The expected answer is a bare count of the lines in the data below that contain "this".
** Record excerpts follows **
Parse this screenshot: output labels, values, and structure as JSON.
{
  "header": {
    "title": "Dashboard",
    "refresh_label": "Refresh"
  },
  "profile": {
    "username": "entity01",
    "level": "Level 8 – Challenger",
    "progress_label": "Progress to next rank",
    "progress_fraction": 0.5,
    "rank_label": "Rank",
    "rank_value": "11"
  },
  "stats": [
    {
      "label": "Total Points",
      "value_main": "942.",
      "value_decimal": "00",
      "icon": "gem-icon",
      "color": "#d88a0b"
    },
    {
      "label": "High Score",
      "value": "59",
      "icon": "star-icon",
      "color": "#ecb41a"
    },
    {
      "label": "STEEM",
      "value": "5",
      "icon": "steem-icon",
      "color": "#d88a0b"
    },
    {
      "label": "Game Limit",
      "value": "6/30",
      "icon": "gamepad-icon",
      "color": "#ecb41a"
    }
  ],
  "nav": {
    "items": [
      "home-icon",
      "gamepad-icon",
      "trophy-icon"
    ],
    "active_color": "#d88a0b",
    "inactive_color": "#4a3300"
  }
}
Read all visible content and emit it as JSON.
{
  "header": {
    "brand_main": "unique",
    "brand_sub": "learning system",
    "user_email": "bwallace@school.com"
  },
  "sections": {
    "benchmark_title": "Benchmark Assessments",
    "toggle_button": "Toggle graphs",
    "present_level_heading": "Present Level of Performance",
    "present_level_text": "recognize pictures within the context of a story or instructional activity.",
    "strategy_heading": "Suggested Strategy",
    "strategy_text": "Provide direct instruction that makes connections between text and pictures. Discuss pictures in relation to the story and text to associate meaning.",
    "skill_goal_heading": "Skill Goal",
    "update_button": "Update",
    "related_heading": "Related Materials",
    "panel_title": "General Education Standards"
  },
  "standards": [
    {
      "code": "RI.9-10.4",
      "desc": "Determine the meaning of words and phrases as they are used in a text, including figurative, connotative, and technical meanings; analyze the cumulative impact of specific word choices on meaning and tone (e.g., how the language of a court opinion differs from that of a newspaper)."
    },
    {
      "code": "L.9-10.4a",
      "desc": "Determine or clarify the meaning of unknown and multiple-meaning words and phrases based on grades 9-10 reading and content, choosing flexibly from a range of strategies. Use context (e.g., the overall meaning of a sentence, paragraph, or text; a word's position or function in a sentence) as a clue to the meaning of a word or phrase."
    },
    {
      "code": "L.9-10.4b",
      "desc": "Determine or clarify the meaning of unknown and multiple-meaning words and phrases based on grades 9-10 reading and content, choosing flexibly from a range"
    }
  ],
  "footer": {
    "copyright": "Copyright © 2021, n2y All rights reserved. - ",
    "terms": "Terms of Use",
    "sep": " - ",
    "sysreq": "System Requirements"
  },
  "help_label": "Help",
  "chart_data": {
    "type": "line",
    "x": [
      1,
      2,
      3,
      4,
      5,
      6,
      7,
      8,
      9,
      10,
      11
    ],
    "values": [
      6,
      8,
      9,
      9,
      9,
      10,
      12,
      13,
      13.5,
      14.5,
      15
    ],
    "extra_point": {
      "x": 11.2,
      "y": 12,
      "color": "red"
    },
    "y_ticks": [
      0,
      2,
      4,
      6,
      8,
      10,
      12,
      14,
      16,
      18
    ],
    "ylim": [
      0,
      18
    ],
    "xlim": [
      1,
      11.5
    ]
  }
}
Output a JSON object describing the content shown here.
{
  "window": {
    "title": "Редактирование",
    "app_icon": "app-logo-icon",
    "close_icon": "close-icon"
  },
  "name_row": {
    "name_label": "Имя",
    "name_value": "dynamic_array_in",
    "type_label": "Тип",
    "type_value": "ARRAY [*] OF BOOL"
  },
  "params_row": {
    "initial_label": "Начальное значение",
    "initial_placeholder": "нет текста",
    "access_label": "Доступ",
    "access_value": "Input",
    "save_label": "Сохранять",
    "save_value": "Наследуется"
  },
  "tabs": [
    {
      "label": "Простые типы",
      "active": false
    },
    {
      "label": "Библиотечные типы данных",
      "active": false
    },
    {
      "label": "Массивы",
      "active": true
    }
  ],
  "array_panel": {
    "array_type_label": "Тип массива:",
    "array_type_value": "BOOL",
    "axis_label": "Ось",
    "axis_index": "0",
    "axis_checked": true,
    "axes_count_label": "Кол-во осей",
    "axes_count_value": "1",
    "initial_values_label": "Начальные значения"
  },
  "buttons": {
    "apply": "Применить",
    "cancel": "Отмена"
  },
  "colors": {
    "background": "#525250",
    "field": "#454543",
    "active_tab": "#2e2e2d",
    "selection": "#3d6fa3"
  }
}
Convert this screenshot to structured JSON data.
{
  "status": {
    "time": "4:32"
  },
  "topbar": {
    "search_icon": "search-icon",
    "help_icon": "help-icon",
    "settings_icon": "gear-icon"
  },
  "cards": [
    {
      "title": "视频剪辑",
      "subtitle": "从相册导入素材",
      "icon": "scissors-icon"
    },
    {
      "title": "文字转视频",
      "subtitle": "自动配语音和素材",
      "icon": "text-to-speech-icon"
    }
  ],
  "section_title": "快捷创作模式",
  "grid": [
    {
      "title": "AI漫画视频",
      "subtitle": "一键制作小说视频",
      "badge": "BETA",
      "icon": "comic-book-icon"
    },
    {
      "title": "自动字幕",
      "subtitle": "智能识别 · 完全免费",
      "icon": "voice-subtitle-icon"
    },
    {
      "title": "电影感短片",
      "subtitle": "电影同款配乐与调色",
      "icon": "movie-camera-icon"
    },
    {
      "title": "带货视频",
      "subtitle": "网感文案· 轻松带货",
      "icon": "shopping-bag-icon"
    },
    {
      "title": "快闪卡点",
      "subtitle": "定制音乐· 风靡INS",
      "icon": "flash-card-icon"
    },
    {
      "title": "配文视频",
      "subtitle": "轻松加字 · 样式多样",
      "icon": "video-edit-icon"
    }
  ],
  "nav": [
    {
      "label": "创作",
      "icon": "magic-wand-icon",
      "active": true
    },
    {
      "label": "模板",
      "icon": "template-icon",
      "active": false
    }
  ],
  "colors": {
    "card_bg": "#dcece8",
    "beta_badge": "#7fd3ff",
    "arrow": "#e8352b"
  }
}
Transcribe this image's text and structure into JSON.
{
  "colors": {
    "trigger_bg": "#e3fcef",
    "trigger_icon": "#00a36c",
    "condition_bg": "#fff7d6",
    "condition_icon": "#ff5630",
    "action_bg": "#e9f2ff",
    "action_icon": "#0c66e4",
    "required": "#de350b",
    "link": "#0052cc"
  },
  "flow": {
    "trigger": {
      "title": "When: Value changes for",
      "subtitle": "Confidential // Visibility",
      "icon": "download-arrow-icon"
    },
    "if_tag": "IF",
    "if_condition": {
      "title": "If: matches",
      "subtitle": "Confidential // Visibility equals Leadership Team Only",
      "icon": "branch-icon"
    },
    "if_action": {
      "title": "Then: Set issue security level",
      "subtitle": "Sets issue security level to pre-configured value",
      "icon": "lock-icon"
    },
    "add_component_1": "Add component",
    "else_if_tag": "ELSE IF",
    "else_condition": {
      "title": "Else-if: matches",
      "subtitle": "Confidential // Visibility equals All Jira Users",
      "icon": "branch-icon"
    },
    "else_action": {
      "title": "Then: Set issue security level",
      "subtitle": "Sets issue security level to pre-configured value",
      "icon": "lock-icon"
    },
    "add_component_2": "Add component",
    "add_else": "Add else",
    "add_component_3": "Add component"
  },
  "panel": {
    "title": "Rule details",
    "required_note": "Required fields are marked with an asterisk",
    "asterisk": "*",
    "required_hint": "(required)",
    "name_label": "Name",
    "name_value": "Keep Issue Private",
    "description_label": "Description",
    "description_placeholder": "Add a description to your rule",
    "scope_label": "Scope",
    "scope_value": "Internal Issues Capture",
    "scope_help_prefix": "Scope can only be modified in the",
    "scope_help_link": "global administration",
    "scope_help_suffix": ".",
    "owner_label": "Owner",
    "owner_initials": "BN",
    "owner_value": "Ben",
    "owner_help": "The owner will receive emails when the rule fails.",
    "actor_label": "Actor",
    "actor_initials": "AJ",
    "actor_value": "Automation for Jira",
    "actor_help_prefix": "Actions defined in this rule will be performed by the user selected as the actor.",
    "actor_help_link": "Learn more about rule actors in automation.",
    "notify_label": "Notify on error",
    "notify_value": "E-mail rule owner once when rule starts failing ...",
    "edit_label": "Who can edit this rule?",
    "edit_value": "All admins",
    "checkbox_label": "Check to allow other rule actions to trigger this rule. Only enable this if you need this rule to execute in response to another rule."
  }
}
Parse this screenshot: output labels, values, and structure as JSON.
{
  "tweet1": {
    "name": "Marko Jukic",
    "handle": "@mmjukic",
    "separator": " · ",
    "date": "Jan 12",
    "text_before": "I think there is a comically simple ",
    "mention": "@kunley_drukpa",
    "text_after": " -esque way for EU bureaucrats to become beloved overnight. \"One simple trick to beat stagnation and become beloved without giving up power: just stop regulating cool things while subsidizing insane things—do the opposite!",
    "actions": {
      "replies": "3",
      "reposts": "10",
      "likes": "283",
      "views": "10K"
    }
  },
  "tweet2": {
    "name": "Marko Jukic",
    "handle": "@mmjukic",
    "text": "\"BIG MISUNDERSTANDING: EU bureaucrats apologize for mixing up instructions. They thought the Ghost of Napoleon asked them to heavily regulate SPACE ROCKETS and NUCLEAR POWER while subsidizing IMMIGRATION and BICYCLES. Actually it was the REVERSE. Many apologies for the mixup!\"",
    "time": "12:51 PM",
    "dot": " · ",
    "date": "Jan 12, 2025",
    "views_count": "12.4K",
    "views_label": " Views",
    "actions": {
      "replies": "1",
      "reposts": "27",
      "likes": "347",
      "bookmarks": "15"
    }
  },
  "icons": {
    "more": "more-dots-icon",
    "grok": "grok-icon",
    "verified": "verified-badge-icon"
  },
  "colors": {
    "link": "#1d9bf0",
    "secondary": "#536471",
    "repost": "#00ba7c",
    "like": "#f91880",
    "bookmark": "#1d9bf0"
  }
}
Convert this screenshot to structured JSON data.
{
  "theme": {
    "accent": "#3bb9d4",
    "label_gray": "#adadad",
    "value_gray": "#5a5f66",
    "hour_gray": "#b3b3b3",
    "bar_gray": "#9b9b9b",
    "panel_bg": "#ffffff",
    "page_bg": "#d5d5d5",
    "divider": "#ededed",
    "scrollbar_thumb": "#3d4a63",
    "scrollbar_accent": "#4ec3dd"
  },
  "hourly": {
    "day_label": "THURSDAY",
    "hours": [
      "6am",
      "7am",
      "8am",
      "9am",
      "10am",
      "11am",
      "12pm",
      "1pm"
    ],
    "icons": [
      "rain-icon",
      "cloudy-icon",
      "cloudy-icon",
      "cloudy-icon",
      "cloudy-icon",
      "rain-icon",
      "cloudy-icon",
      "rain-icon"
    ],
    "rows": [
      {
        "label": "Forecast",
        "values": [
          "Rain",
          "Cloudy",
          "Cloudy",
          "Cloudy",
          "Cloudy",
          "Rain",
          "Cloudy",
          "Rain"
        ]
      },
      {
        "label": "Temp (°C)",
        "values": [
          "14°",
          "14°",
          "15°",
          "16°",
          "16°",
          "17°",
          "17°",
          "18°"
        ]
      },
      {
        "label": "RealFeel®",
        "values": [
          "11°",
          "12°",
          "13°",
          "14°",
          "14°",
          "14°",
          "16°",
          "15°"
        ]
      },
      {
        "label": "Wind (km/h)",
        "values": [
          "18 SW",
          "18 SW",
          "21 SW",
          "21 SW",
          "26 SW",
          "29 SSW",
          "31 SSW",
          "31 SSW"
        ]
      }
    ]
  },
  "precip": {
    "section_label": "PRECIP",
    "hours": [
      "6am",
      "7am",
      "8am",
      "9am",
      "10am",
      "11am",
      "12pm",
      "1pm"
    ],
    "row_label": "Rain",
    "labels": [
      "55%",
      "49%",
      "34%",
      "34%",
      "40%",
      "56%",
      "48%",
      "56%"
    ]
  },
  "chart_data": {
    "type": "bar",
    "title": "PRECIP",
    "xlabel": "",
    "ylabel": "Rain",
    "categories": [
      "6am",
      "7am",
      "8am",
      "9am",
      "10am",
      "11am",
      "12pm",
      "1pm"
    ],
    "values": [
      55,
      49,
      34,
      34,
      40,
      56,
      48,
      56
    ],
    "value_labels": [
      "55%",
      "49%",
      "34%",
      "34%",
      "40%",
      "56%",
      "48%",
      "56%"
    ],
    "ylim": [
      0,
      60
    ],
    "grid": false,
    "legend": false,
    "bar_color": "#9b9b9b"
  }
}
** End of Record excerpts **
● **Response area**:
8